[Source data]
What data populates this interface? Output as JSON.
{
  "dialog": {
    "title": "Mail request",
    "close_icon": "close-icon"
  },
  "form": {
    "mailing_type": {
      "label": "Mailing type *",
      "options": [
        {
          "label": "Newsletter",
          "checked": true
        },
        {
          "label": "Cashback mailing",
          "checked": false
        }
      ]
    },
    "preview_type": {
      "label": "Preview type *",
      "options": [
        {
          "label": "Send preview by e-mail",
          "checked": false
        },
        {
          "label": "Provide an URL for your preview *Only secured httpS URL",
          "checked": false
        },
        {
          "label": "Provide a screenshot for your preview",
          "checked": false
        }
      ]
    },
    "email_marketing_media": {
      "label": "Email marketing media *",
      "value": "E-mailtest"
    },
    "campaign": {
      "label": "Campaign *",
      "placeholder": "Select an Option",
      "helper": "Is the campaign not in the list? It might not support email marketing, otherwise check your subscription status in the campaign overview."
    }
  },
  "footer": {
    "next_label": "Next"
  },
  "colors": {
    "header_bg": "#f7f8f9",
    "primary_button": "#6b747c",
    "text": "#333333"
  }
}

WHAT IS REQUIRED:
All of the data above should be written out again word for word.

TASK ANSWER:
What data populates this interface? Output as JSON.
{
  "dialog": {
    "title": "Mail request",
    "close_icon": "close-icon"
  },
  "form": {
    "mailing_type": {
      "label": "Mailing type *",
      "options": [
        {
          "label": "Newsletter",
          "checked": true
        },
        {
          "label": "Cashback mailing",
          "checked": false
        }
      ]
    },
    "preview_type": {
      "label": "Preview type *",
      "options": [
        {
          "label": "Send preview by e-mail",
          "checked": false
        },
        {
          "label": "Provide an URL for your preview *Only secured httpS URL",
          "checked": false
        },
        {
          "label": "Provide a screenshot for your preview",
          "checked": false
        }
      ]
    },
    "email_marketing_media": {
      "label": "Email marketing media *",
      "value": "E-mailtest"
    },
    "campaign": {
      "label": "Campaign *",
      "placeholder": "Select an Option",
      "helper": "Is the campaign not in the list? It might not support email marketing, otherwise check your subscription status in the campaign overview."
    }
  },
  "footer": {
    "next_label": "Next"
  },
  "colors": {
    "header_bg": "#f7f8f9",
    "primary_button": "#6b747c",
    "text": "#333333"
  }
}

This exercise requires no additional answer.